- Opening Delimiter -

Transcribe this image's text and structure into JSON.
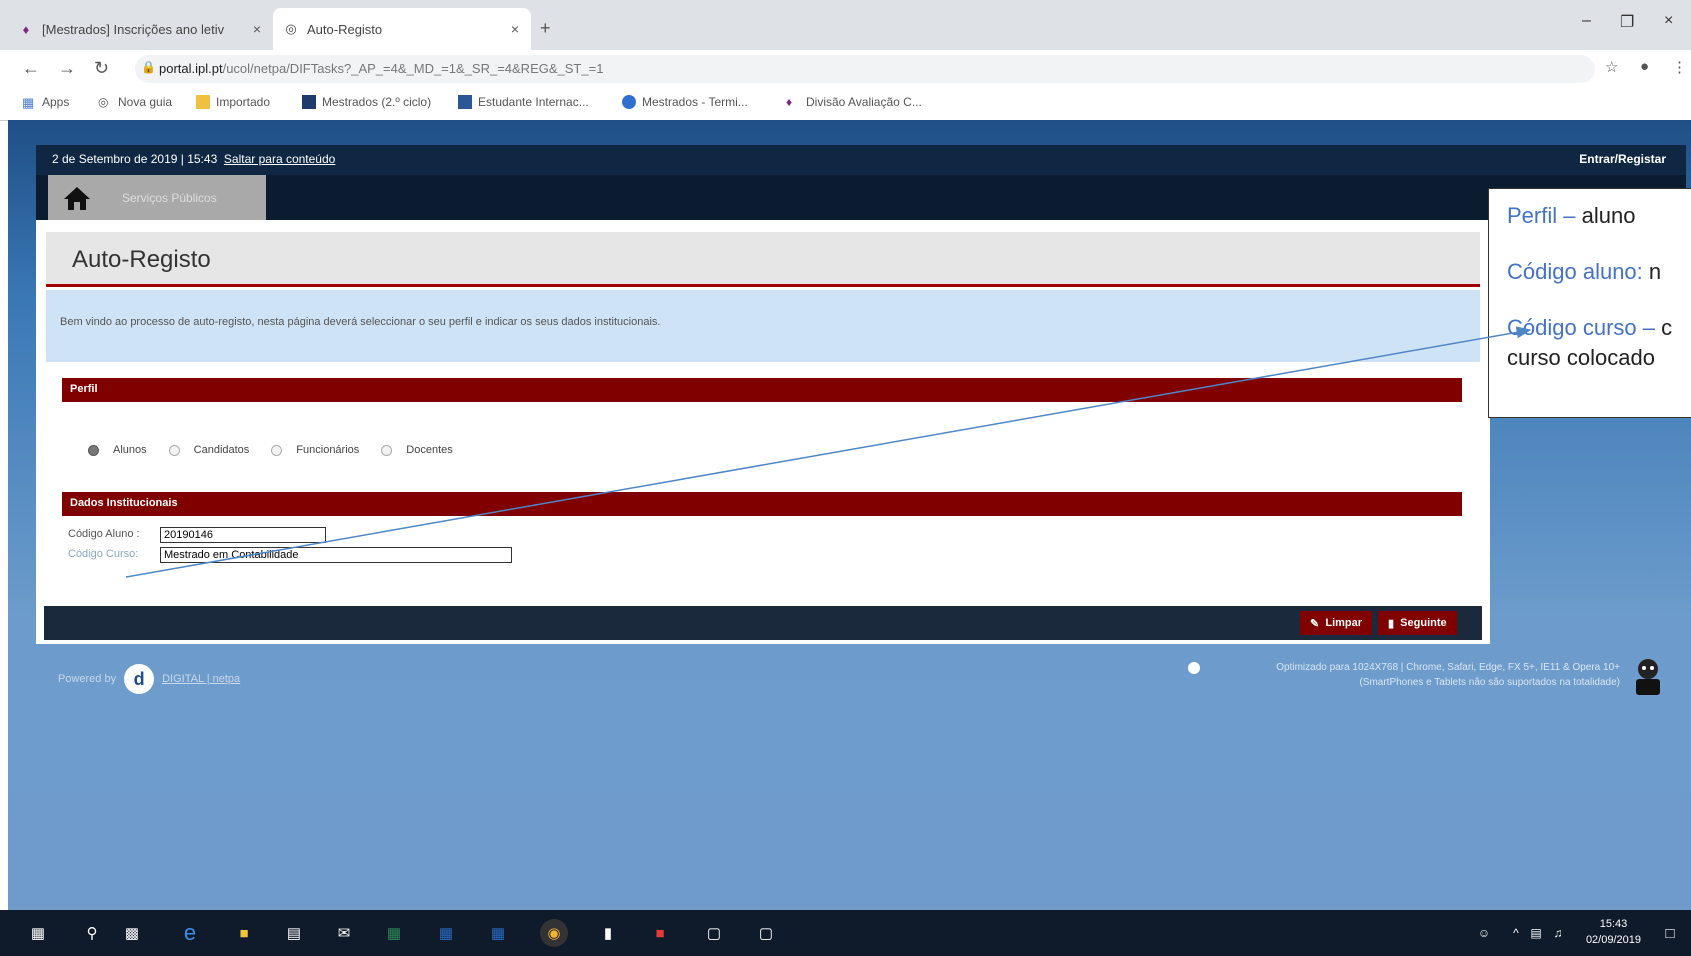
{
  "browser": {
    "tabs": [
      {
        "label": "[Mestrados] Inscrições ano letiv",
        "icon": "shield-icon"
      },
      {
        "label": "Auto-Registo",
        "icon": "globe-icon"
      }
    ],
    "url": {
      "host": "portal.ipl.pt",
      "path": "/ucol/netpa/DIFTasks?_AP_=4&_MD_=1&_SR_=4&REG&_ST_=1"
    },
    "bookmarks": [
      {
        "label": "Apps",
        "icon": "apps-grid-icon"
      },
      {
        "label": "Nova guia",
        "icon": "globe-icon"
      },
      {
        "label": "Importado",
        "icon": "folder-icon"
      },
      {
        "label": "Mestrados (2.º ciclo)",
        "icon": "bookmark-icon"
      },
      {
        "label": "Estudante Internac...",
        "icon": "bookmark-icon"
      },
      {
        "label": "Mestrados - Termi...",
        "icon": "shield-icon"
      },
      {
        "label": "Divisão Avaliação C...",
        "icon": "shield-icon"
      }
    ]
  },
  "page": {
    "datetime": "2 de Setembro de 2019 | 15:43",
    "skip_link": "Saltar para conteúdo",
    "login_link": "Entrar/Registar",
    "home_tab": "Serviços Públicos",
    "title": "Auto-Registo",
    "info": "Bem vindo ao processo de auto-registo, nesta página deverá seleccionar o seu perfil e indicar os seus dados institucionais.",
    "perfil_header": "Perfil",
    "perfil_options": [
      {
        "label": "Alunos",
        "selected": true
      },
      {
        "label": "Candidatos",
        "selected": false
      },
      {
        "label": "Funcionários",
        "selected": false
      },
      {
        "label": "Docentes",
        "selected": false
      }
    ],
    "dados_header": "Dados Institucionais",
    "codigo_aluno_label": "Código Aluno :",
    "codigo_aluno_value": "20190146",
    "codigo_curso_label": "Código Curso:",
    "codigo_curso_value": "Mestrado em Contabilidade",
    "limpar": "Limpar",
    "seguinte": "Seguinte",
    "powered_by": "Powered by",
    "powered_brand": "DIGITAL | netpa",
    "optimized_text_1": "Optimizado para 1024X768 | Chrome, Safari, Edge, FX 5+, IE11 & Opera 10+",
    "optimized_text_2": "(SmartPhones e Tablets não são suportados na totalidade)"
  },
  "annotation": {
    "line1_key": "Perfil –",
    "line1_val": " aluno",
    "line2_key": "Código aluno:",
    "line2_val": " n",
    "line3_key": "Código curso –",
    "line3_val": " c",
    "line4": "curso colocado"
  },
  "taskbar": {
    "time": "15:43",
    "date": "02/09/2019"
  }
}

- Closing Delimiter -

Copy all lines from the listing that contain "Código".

    "codigo_aluno_label": "Código Aluno :",
    "codigo_curso_label": "Código Curso:",
    "line2_key": "Código aluno:",
    "line3_key": "Código curso –",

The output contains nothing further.